| Activity |
Among the lines of the records below, copy those that hold the word "value".

━━━━━━━━━━━━━━━━━━━━

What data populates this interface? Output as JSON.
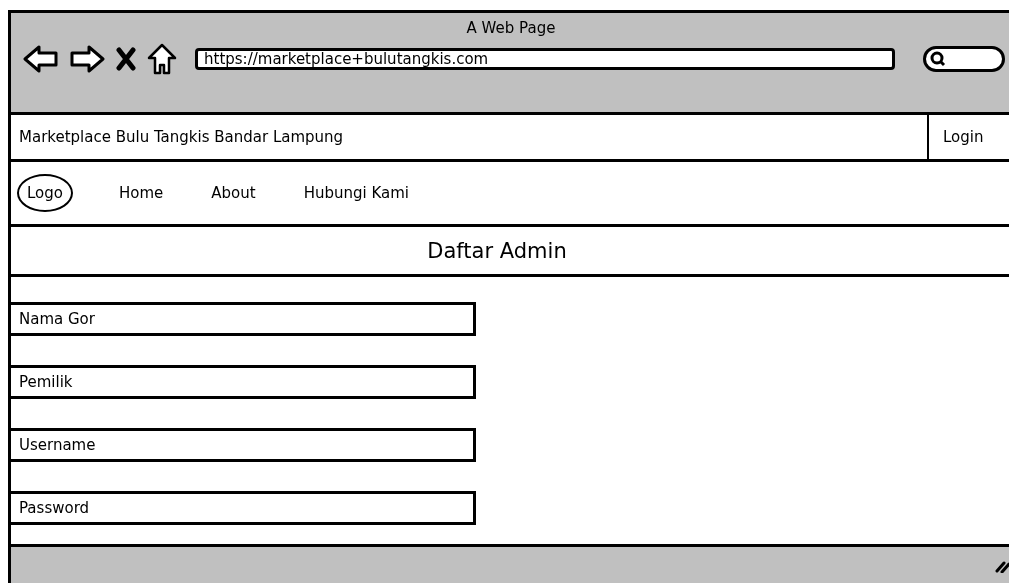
{
  "window": {
    "title": "A Web Page"
  },
  "browser": {
    "url": "https://marketplace+bulutangkis.com"
  },
  "header": {
    "site_name": "Marketplace Bulu Tangkis Bandar Lampung",
    "login": "Login"
  },
  "nav": {
    "logo": "Logo",
    "links": [
      "Home",
      "About",
      "Hubungi Kami"
    ]
  },
  "page_title": "Daftar Admin",
  "fields": [
    {
      "value": "Nama Gor"
    },
    {
      "value": "Pemilik"
    },
    {
      "value": "Username"
    },
    {
      "value": "Password"
    }
  ]
}
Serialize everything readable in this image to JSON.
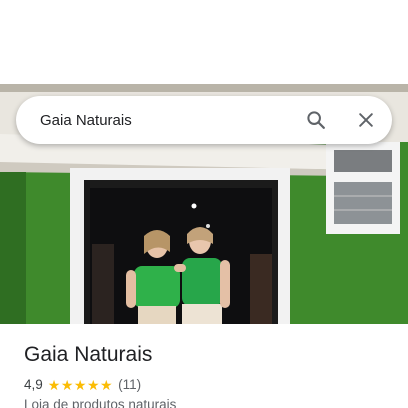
{
  "search": {
    "value": "Gaia Naturais",
    "search_icon": "search-icon",
    "close_icon": "close-icon"
  },
  "place": {
    "name": "Gaia Naturais",
    "rating": "4,9",
    "rating_stars": 5,
    "reviews_count": "(11)",
    "category": "Loja de produtos naturais"
  },
  "colors": {
    "star": "#fbbc04",
    "title": "#202124",
    "secondary": "#5f6368",
    "wall_green": "#3f8f2e"
  }
}
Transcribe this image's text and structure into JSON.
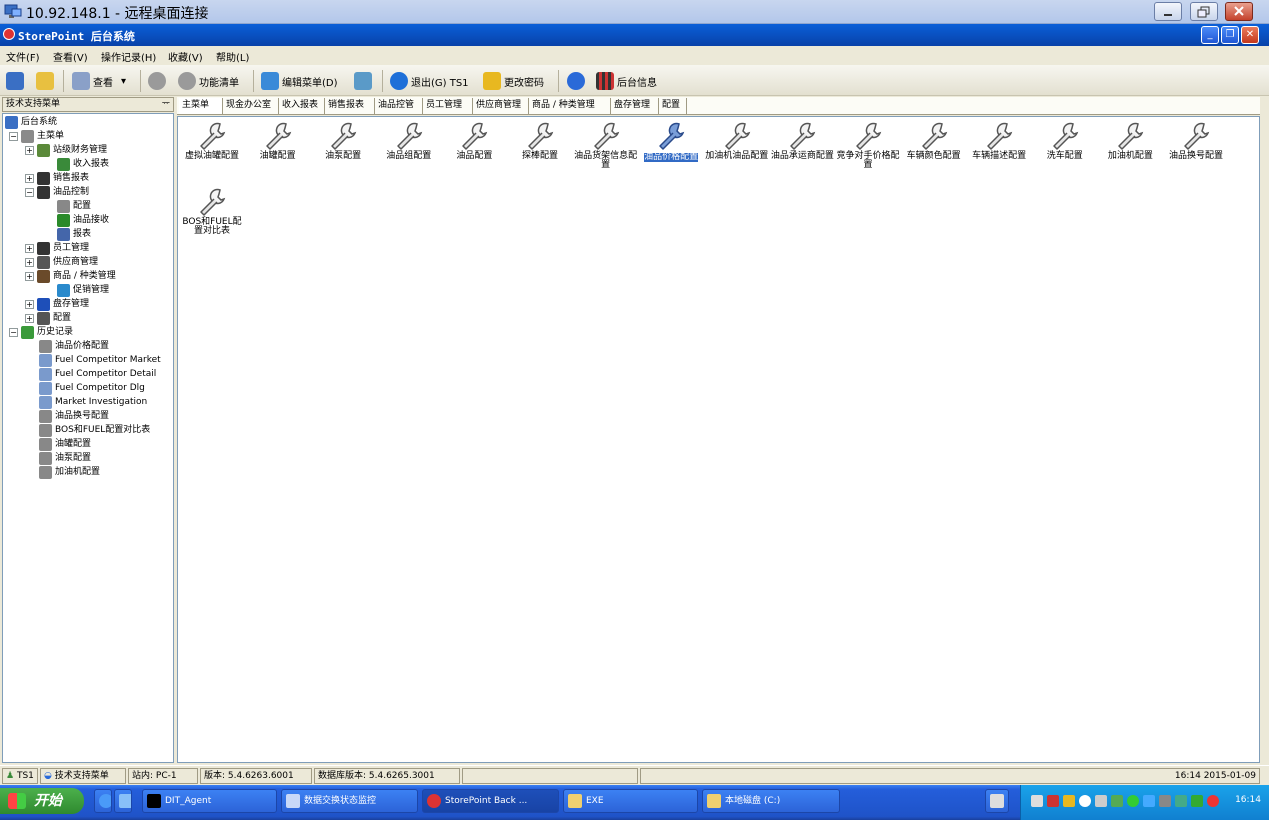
{
  "rdp": {
    "title": "10.92.148.1 - 远程桌面连接"
  },
  "app": {
    "title": "StorePoint 后台系统"
  },
  "menu": [
    "文件(F)",
    "查看(V)",
    "操作记录(H)",
    "收藏(V)",
    "帮助(L)"
  ],
  "toolbar": {
    "view": "查看",
    "function_list": "功能清单",
    "edit_menu": "编辑菜单(D)",
    "exit": "退出(G) TS1",
    "change_password": "更改密码",
    "backend_info": "后台信息"
  },
  "panel": {
    "title": "技术支持菜单",
    "pin": "ᅲ"
  },
  "tree": [
    {
      "label": "后台系统",
      "icon": "computer-icon",
      "color": "#3a6fc4"
    },
    {
      "label": "主菜单",
      "icon": "folder-icon",
      "color": "#8a8a8a",
      "exp": "−"
    },
    {
      "label": "站级财务管理",
      "icon": "ledger-icon",
      "color": "#5b8a3a",
      "exp": "+"
    },
    {
      "label": "收入报表",
      "icon": "report-icon",
      "color": "#3a8a3a"
    },
    {
      "label": "销售报表",
      "icon": "chart-icon",
      "color": "#333333",
      "exp": "+"
    },
    {
      "label": "油品控制",
      "icon": "fuel-pump-icon",
      "color": "#333333",
      "exp": "−"
    },
    {
      "label": "配置",
      "icon": "wrench-icon",
      "color": "#888888"
    },
    {
      "label": "油品接收",
      "icon": "traffic-light-icon",
      "color": "#2a8a2a"
    },
    {
      "label": "报表",
      "icon": "printer-icon",
      "color": "#4466aa"
    },
    {
      "label": "员工管理",
      "icon": "people-icon",
      "color": "#333333",
      "exp": "+"
    },
    {
      "label": "供应商管理",
      "icon": "gear-icon",
      "color": "#555555",
      "exp": "+"
    },
    {
      "label": "商品 / 种类管理",
      "icon": "goods-icon",
      "color": "#6a4a2a",
      "exp": "+"
    },
    {
      "label": "促销管理",
      "icon": "promotion-icon",
      "color": "#2a8acc"
    },
    {
      "label": "盘存管理",
      "icon": "info-icon",
      "color": "#1e4fb9",
      "exp": "+"
    },
    {
      "label": "配置",
      "icon": "tools-icon",
      "color": "#555555",
      "exp": "+"
    },
    {
      "label": "历史记录",
      "icon": "history-icon",
      "color": "#3a9a3a",
      "exp": "−"
    },
    {
      "label": "油品价格配置",
      "icon": "wrench-icon",
      "color": "#888888"
    },
    {
      "label": "Fuel Competitor Market",
      "icon": "doc-icon",
      "color": "#7a9acc"
    },
    {
      "label": "Fuel Competitor Detail",
      "icon": "doc-icon",
      "color": "#7a9acc"
    },
    {
      "label": "Fuel Competitor Dlg",
      "icon": "doc-icon",
      "color": "#7a9acc"
    },
    {
      "label": "Market Investigation",
      "icon": "doc-icon",
      "color": "#7a9acc"
    },
    {
      "label": "油品换号配置",
      "icon": "wrench-icon",
      "color": "#888888"
    },
    {
      "label": "BOS和FUEL配置对比表",
      "icon": "wrench-icon",
      "color": "#888888"
    },
    {
      "label": "油罐配置",
      "icon": "wrench-icon",
      "color": "#888888"
    },
    {
      "label": "油泵配置",
      "icon": "wrench-icon",
      "color": "#888888"
    },
    {
      "label": "加油机配置",
      "icon": "wrench-icon",
      "color": "#888888"
    }
  ],
  "tabs": [
    "主菜单",
    "现金办公室",
    "收入报表",
    "销售报表",
    "油品控管",
    "员工管理",
    "供应商管理",
    "商品 / 种类管理",
    "盘存管理",
    "配置"
  ],
  "tiles": [
    "虚拟油罐配置",
    "油罐配置",
    "油泵配置",
    "油品组配置",
    "油品配置",
    "探棒配置",
    "油品货架信息配置",
    "油品价格配置",
    "加油机油品配置",
    "油品承运商配置",
    "竞争对手价格配置",
    "车辆颜色配置",
    "车辆描述配置",
    "洗车配置",
    "加油机配置",
    "油品换号配置",
    "BOS和FUEL配置对比表"
  ],
  "selected_tile": "油品价格配置",
  "status": {
    "user": "TS1",
    "menu": "技术支持菜单",
    "site": "站内: PC-1",
    "version": "版本: 5.4.6263.6001",
    "db_version": "数据库版本: 5.4.6265.3001",
    "datetime": "16:14 2015-01-09"
  },
  "taskbar": {
    "start": "开始",
    "tasks": [
      "DIT_Agent",
      "数据交换状态监控",
      "StorePoint Back ...",
      "EXE",
      "本地磁盘 (C:)"
    ],
    "clock": "16:14"
  }
}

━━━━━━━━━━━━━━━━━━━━

| Answer for this exercise |
      "value": "Nama Gor"
      "value": "Pemilik"
      "value": "Username"
      "value": "Password"
    "value": "Gaia Naturais",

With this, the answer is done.